The works became site – specific, especially for the drawings on the window panels. After the works are removed and the drawings wiped away, is it still an artwork? Or is it an act of letting go, on my part and on the participant’s part? Letting go of my works and allowing the public to take control of it and letting their (the participants) impulse to just draw and interact with the artwork. It is a humbling experience for me especially because, the intention of doing this interaction cum collaboration with the public was to gain experience and input from others.

The act of cleaning and scrubbing off the marker on the window panels became a performance in itself. I was quite hesitant to scrub it off because I feel that the essence that makes part of my work is lost. It is contradicting, because I invited the audience to draw/write, and after that I scrub it off. Somehow, the fact that the work is not permanent, makes it questionable? Should artworks be permanent? Should it always be documented?

The way I have arranged my work actually affects the way the public look and interact with the work. Some of the repeated prints were combined together and was narrated by the public. It never crosses my mind that it could actually be a story. Reflecting on this, makes me realize that the way I paste and arrange the works acts a stimulus to create reaction/impulses within the public/participants.

From 2D drawing to 3D – an architecture student from US

The public/participants came with different preconceive ideas, cultural backgrounds and experiences. The idea of culture became a ‘collaboration’. After a while, looking and reflecting on the works, this act of collaboration can become quite problematic. I was reading an article written by Thanom Chapakdee regarding Public Art and Collaboration and he mentions “Without having a real understanding of the local contexts of that community, artists pretentiously refer to the cultural benefits and improved living standard which community members will receive from art”. It makes me re-questioned whether the act of bringing in a different cultural context (Malay Singaporean) is problematic.
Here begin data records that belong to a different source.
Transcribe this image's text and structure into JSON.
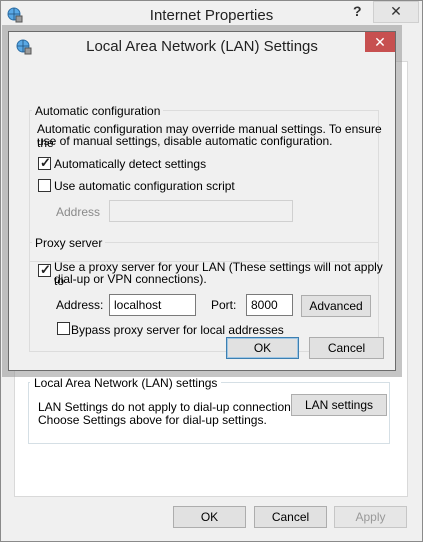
{
  "outer": {
    "title": "Internet Properties",
    "help_glyph": "?",
    "close_glyph": "✕",
    "lan_group_title": "Local Area Network (LAN) settings",
    "lan_desc_line1": "LAN Settings do not apply to dial-up connections.",
    "lan_desc_line2": "Choose Settings above for dial-up settings.",
    "lan_settings_button": "LAN settings",
    "ok": "OK",
    "cancel": "Cancel",
    "apply": "Apply"
  },
  "dialog": {
    "title": "Local Area Network (LAN) Settings",
    "close_glyph": "✕",
    "auto_group_title": "Automatic configuration",
    "auto_desc_line1": "Automatic configuration may override manual settings.  To ensure the",
    "auto_desc_line2": "use of manual settings, disable automatic configuration.",
    "auto_detect_label": "Automatically detect settings",
    "auto_detect_checked": true,
    "auto_script_label": "Use automatic configuration script",
    "auto_script_checked": false,
    "address_label": "Address",
    "address_value": "",
    "proxy_group_title": "Proxy server",
    "proxy_use_line1": "Use a proxy server for your LAN (These settings will not apply to",
    "proxy_use_line2": "dial-up or VPN connections).",
    "proxy_use_checked": true,
    "proxy_address_label": "Address:",
    "proxy_address_value": "localhost",
    "proxy_port_label": "Port:",
    "proxy_port_value": "8000",
    "advanced_button": "Advanced",
    "bypass_label": "Bypass proxy server for local addresses",
    "bypass_checked": false,
    "ok": "OK",
    "cancel": "Cancel",
    "checkmark_glyph": "✓"
  },
  "colors": {
    "close_red": "#c75050",
    "default_button_border": "#3c7fb1"
  },
  "icons": [
    "globe-settings-icon",
    "help-icon",
    "close-icon"
  ]
}
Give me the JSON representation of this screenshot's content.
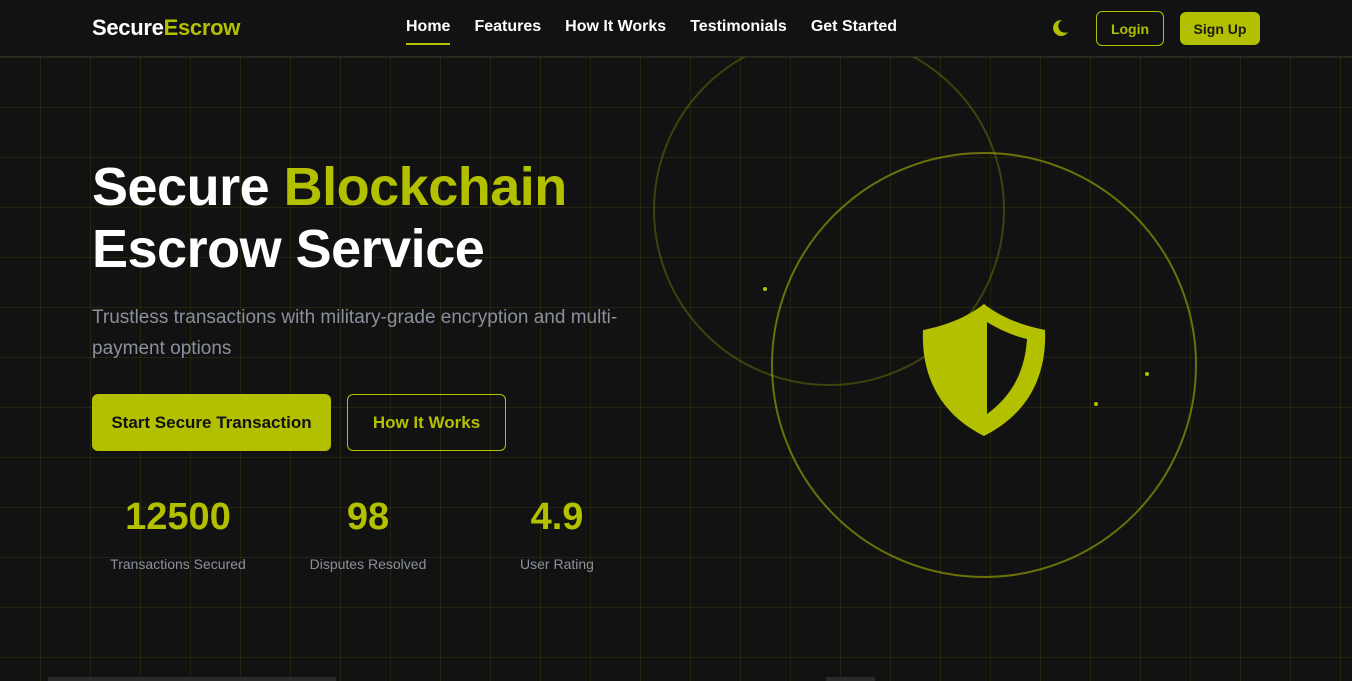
{
  "brand": {
    "part1": "Secure",
    "part2": "Escrow"
  },
  "nav": {
    "links": [
      {
        "label": "Home"
      },
      {
        "label": "Features"
      },
      {
        "label": "How It Works"
      },
      {
        "label": "Testimonials"
      },
      {
        "label": "Get Started"
      }
    ],
    "active": "Home",
    "login_label": "Login",
    "signup_label": "Sign Up"
  },
  "hero": {
    "title_part1": "Secure",
    "title_accent": "Blockchain",
    "title_line2": "Escrow Service",
    "subtitle": "Trustless transactions with military-grade encryption and multi-payment options",
    "primary_button": "Start Secure Transaction",
    "secondary_button": "How It Works"
  },
  "stats": [
    {
      "value": "12500",
      "label": "Transactions Secured"
    },
    {
      "value": "98",
      "label": "Disputes Resolved"
    },
    {
      "value": "4.9",
      "label": "User Rating"
    }
  ],
  "icons": {
    "theme_toggle": "moon-icon",
    "hero_graphic": "shield-icon"
  },
  "colors": {
    "accent": "#b3c000",
    "background": "#121212",
    "text_muted": "#8b909a"
  }
}
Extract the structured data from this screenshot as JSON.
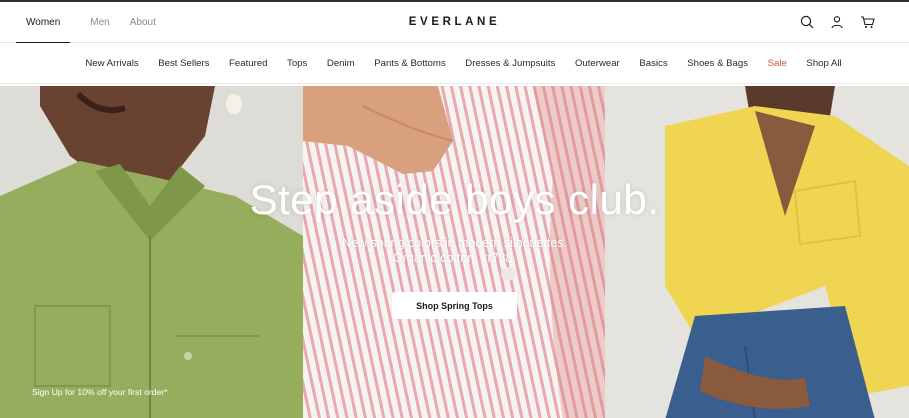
{
  "header": {
    "gender_tabs": [
      {
        "label": "Women",
        "active": true
      },
      {
        "label": "Men",
        "active": false
      },
      {
        "label": "About",
        "active": false
      }
    ],
    "logo": "EVERLANE",
    "icons": [
      "search-icon",
      "account-icon",
      "cart-icon"
    ]
  },
  "nav": {
    "categories": [
      {
        "label": "New Arrivals"
      },
      {
        "label": "Best Sellers"
      },
      {
        "label": "Featured"
      },
      {
        "label": "Tops"
      },
      {
        "label": "Denim"
      },
      {
        "label": "Pants & Bottoms"
      },
      {
        "label": "Dresses & Jumpsuits"
      },
      {
        "label": "Outerwear"
      },
      {
        "label": "Basics"
      },
      {
        "label": "Shoes & Bags"
      },
      {
        "label": "Sale"
      },
      {
        "label": "Shop All"
      }
    ]
  },
  "hero": {
    "headline": "Step aside boys club.",
    "subline_1": "New spring colors in modern silhouettes.",
    "subline_2": "Organic cotton, kr738.",
    "cta_label": "Shop Spring Tops",
    "signup_label": "Sign Up for 10% off your first order*"
  },
  "colors": {
    "sale": "#d2544a",
    "left_shirt": "#97ad5e",
    "stripe": "#e7a2a9",
    "right_shirt": "#f0d552",
    "denim": "#3a5f8f"
  }
}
What is my intention and how does bringing this into the context is relevant to the audience? How does it benefit them? I would like to end this with a quote “you know, the true essence of being an artist is not only in your art works. Your life, and how you lead it is far more important” (Navin Rawanchaikui, 2006). Sometimes, there is a need for me to constantly question my intentions of doing art and to be sincere about it.

Saturday, April 26, 2008

philosophy makes you think, belief makes you lazy

The ‘problematic-s’ of a society (or so they thought)

: the overflowing number of youth- *apparently, categorized according to their fashion sense = and perceived behaviour of a large number of them)
(thus to be associated seems to be a bad thing?)

high believe in fate (which obviously have to be followed by effort/persistence)

the extremely nonchalant attitude in most?

" When I had finished the first volume of this book, for some little time I
gave myself up to thought because I felt that the period of my lifetime
had witnessed so many wonderful changes and new things which our
grand-parents had never seen. Such events provided me with much food for
meditation. I viewed with particular disfavour the lives led by the Malays
and the circumstances of those with whom I had been acquainted. I had
observed their conduct, behaviour and habits from my youth up to, the
present time and had found that, as time went on, so far from becoming
more intelligent they became more and more stupid. I considered the matter
carefully in my mind and came to the conclusion that there were several
reasons for this state of affairs, but that the main one was the
inhumanity and the repressive tyranny of the Malay rulers, especially
towards their own subjects. The point had been reached at which their
hearts had become like soil which no longer receives its nourishment, and
wherein therefore nothing at all can grow. Industry, intelligence and
learning cannot flourish among them and they are simply like trees in the
jungle falling which ever way the wind blows. I noticed that they were
always railed by men of other races, small fry whose only value is to
provide food for the big fry."
(Munshi Abdullah)